→ Material for the task:
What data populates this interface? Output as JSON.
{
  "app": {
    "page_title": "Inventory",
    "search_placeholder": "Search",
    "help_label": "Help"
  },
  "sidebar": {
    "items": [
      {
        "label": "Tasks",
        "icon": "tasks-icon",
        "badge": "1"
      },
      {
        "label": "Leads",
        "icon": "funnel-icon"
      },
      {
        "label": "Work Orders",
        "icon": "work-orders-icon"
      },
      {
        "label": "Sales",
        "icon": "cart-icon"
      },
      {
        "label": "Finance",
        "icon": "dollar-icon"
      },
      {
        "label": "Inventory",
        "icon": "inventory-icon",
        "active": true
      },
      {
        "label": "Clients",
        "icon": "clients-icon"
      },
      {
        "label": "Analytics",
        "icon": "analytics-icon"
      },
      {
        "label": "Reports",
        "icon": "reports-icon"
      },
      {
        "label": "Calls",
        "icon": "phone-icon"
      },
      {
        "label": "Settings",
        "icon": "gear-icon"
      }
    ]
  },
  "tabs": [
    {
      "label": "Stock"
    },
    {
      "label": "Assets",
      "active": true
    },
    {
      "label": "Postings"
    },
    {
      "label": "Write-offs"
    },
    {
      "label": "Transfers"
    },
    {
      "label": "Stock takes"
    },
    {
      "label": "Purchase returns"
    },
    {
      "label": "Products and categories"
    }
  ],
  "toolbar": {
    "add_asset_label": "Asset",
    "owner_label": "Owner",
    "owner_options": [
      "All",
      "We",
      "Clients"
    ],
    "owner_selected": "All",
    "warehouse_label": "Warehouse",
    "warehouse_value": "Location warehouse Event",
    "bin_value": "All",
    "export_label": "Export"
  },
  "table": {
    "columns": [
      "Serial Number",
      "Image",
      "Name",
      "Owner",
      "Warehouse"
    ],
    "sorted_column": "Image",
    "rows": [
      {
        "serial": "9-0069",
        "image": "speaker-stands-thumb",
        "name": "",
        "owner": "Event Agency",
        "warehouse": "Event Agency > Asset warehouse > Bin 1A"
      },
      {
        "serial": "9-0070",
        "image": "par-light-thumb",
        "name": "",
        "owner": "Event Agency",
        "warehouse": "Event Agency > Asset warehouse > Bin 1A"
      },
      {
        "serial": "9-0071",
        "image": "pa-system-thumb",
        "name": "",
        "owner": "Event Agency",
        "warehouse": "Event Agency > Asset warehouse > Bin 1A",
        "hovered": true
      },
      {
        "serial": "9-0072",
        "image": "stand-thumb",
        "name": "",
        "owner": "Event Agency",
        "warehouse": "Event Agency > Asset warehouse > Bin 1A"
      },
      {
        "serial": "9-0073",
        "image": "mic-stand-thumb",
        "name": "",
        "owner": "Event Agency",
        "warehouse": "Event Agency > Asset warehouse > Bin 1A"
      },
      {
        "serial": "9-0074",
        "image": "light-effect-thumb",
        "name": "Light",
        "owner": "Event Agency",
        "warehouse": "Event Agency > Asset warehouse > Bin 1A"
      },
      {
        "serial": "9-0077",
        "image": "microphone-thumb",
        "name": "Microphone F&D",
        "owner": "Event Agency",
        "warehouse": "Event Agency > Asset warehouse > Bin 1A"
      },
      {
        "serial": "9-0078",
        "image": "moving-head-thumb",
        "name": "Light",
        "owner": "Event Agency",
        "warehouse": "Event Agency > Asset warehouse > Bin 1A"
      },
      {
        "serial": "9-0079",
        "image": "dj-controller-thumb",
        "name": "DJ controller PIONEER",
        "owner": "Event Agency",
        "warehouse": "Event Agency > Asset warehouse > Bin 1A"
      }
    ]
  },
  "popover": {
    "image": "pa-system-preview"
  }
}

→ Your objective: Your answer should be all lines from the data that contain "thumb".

→ Completed exercise:
        "image": "speaker-stands-thumb",
        "image": "par-light-thumb",
        "image": "pa-system-thumb",
        "image": "stand-thumb",
        "image": "mic-stand-thumb",
        "image": "light-effect-thumb",
        "image": "microphone-thumb",
        "image": "moving-head-thumb",
        "image": "dj-controller-thumb",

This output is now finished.